That being said, I’m someone who heartily approves of supporting the community, so this doesn’t seem like a money-making scheme from those who run the site. As much as I’m sure I could find all the images in the book for free online, going through the site’s archives would be a pain (albeit an often-hilarious pain), and it’s nice to see some of the best of the worst contained in one place.

The images were of high quality and most of them were worth a chuckle, such as a bottle of wine that advertised that it was both “made in France” and “made in Spain,” or the sign attached to edutainment software that stated the games were “so much fun they won’t even know their learning.” Much like the site itself, though, there were a few “failed fails” in here, ones that were obviously posed shots or even obvious Photoshopping jobs. But overall, the quality was good, and it has far more hits than misses.

As said previously, this one is definitely for fans of failblog who want to support the community. Others can probably give it a miss, or else visit the site itself for free versions of what this book contains.

(Received for review from the publisher via NetGalley.)

The Art of Steampunk, by Art Donovan

Buy from,, or IndieBound

Author’s website
Publication date – August 1, 2011

Summary: (Taken from GoodReads) The Art of Steampunk seeks to celebrate the world of Steampunk: a world filled with beauty and innovation. A world in which steam power and technology intertwine to create machines that are not only functional and practical, but unique and striking.

Inside, you will find the fantastical and stunning artwork of Steampunk artists from around the world. The 17 artists featured on these pages, among the frontrunners of the Steampunk genre, have had their work displayed at an exhibition at The Museum of History of Science at the University of Oxford, UK and have attracted the media attention of BoingBoing, one of the world’s largest blogs. Their artwork consists of everything from clocks and watches to light fixtures and jewelry, but every piece demonstrates hours of painstaking work and devotion from its creator. You will find that the artists themselves are just as unique and colorful as their masterpieces. Fully embracing Steampunk ideology, many have adopted a Victorian alter ego—a mad scientist persona to match the complicated intricacies of their artwork.

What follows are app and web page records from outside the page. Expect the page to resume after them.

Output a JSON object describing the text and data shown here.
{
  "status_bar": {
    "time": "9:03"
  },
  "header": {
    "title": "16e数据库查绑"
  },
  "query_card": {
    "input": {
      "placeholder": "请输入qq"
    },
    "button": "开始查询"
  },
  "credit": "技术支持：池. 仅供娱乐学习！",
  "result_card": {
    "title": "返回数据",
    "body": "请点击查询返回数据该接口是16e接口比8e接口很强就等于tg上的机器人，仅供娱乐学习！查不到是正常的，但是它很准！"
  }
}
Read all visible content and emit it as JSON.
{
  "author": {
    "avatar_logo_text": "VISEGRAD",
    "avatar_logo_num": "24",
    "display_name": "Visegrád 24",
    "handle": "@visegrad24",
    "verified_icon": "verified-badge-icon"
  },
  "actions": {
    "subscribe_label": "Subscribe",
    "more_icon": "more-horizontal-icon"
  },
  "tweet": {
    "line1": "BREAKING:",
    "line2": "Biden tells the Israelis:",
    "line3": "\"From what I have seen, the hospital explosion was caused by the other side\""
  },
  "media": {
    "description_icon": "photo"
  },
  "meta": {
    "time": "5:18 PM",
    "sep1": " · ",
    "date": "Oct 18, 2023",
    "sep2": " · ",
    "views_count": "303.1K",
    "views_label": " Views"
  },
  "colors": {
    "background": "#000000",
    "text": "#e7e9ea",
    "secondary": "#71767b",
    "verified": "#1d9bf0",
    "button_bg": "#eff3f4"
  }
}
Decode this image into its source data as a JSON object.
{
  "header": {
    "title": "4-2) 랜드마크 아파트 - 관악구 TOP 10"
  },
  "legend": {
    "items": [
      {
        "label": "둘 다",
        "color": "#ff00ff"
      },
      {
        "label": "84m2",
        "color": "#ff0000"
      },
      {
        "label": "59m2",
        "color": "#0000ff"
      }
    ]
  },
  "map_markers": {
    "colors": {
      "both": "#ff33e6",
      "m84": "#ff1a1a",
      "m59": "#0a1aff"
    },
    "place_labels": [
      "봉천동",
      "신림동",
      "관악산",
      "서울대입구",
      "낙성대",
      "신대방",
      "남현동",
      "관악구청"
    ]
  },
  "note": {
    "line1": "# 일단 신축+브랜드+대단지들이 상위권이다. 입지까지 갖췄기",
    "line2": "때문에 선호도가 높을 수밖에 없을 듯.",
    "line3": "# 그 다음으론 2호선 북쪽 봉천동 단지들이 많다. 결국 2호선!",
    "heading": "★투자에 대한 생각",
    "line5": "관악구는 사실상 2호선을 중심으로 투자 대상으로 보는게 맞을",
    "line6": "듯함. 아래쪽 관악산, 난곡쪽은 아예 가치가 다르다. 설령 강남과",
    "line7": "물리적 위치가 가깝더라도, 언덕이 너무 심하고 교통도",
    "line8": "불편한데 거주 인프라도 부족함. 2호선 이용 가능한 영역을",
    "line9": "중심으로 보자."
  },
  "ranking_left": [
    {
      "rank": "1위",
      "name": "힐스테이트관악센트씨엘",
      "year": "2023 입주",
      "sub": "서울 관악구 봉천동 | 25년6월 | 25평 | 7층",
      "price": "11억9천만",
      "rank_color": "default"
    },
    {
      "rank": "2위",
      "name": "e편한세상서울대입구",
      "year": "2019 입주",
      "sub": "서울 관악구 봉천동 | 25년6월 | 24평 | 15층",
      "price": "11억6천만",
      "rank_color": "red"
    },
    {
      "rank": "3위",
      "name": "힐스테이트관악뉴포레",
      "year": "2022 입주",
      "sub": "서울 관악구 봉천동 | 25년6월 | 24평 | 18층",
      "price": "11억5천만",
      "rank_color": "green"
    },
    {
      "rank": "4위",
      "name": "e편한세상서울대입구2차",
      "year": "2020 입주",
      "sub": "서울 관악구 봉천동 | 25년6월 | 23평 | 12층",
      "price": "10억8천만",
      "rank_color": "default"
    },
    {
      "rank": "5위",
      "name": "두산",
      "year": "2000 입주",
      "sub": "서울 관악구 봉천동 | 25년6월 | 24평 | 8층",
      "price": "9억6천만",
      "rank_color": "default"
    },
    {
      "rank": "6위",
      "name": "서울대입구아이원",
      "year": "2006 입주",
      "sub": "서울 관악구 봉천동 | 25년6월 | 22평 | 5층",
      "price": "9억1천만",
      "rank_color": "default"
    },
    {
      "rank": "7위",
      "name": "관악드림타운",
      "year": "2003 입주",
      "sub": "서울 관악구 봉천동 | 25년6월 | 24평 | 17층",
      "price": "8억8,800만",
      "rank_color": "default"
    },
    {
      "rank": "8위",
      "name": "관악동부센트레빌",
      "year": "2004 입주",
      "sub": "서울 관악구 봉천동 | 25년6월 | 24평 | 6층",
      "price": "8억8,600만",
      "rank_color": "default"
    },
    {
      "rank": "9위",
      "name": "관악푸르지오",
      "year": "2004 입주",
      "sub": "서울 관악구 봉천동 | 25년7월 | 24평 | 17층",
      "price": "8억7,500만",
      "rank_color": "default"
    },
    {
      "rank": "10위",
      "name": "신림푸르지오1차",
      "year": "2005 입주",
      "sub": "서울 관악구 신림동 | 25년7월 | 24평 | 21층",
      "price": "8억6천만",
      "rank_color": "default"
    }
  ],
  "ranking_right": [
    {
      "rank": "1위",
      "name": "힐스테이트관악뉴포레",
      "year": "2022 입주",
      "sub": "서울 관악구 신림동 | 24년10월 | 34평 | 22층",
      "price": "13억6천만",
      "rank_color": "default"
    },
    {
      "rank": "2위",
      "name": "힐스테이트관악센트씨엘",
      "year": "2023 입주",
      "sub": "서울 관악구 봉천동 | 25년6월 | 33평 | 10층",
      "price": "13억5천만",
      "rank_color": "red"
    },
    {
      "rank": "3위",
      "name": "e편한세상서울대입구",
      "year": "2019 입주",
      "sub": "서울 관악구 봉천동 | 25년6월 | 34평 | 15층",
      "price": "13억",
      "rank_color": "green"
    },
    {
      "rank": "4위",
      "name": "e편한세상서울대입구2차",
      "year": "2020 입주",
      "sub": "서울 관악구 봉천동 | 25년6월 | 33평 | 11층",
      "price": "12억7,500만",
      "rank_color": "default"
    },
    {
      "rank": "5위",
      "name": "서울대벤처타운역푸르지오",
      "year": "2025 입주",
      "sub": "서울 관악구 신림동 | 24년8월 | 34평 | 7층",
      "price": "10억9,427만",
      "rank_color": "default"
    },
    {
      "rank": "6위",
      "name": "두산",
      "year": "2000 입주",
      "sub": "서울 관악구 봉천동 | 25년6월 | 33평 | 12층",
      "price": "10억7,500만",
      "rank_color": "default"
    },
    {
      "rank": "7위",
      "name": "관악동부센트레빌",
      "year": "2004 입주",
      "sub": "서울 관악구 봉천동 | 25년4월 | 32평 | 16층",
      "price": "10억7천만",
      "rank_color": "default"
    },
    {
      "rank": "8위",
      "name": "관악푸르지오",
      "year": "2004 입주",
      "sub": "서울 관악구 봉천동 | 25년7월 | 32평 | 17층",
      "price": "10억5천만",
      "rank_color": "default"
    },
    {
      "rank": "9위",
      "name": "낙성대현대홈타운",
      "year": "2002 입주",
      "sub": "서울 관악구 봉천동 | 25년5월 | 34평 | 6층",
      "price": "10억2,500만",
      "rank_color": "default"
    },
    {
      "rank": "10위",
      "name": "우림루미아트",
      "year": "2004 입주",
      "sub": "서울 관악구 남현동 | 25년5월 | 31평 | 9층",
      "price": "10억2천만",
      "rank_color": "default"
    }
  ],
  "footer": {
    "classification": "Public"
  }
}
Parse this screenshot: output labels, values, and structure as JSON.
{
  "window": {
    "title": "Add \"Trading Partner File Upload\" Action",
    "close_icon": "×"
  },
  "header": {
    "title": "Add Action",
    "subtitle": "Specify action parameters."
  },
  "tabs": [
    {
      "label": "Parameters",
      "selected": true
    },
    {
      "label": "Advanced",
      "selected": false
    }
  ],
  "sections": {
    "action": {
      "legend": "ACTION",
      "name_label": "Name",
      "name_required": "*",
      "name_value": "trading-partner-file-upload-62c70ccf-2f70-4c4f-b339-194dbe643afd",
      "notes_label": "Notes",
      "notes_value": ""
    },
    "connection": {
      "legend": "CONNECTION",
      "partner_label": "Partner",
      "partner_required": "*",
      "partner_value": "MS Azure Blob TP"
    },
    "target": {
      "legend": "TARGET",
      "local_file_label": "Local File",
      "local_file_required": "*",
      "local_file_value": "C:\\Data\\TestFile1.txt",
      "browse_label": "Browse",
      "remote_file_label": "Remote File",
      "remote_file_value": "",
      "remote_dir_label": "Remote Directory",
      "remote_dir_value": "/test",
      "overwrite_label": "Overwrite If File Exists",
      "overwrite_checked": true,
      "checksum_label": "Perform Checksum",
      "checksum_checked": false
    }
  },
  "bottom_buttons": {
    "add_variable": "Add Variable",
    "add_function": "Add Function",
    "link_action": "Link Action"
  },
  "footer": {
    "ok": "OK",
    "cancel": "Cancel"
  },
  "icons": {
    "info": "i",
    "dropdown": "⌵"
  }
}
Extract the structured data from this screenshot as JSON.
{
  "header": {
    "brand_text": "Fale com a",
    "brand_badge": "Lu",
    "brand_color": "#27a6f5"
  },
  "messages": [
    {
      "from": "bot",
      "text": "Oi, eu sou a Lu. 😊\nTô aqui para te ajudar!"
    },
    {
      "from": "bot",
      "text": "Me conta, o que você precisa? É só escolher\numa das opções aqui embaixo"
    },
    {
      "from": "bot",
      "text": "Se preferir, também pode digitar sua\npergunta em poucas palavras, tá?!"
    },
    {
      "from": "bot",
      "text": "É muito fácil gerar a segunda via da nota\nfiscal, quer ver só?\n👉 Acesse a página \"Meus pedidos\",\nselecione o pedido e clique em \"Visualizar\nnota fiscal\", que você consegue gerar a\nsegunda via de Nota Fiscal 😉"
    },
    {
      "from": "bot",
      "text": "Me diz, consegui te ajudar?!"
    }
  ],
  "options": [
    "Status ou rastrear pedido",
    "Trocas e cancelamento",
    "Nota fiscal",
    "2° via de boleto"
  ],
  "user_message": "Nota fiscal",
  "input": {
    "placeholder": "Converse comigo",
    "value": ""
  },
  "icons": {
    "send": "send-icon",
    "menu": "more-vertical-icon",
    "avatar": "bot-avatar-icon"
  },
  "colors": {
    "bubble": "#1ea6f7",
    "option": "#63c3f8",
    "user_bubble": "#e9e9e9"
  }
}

The Art of Steampunk brings the vision of the Steampunk artist alive on the page, providing a unique insight into the captivating and dynamic world of a vastly underground genre.

Thoughts: I want to rate this book higher, I really do. There are so many things to like about this artbook, even once you move beyond the awesome idea that somebody did an artbook full of steampunk-inspired creations. The pictures are sharp and clear and quite beautiful, very inspirational. There’s good information about what steampunk is, its origins, why it’s gaining in popularity. The spotlights on various designers and their inspirations is really cool to see.

However (and there’s always a however), the copy of the book that I have is unfinished. I can understand why that is, since ARCs are not always the same as the finished product that hits the shelves, but I must say, it’s very hard to properly judge a book of visual art when half the art isn’t there. It’s filled with “picture goes here” notes and wonky formatting, and while I can try to ignore that and judge the book solely by what it does contain, I feel unsettled at giving the book a good review based on the fact that I had to ignore everything that was left out at the present time.

This book may be absolutely fantastic and revolutionize steampunk. It certainly will inform and entertain. But the ARC I received can’t properly convey that to me, and so I’m afraid my current review on this will remain a ackluster 3 out of 5 teacups until such time as I can see a finished and properly formatted copy.

And I have to admit, I’m pretty sad to say that.

(Received for review from the publisher via NetGalley)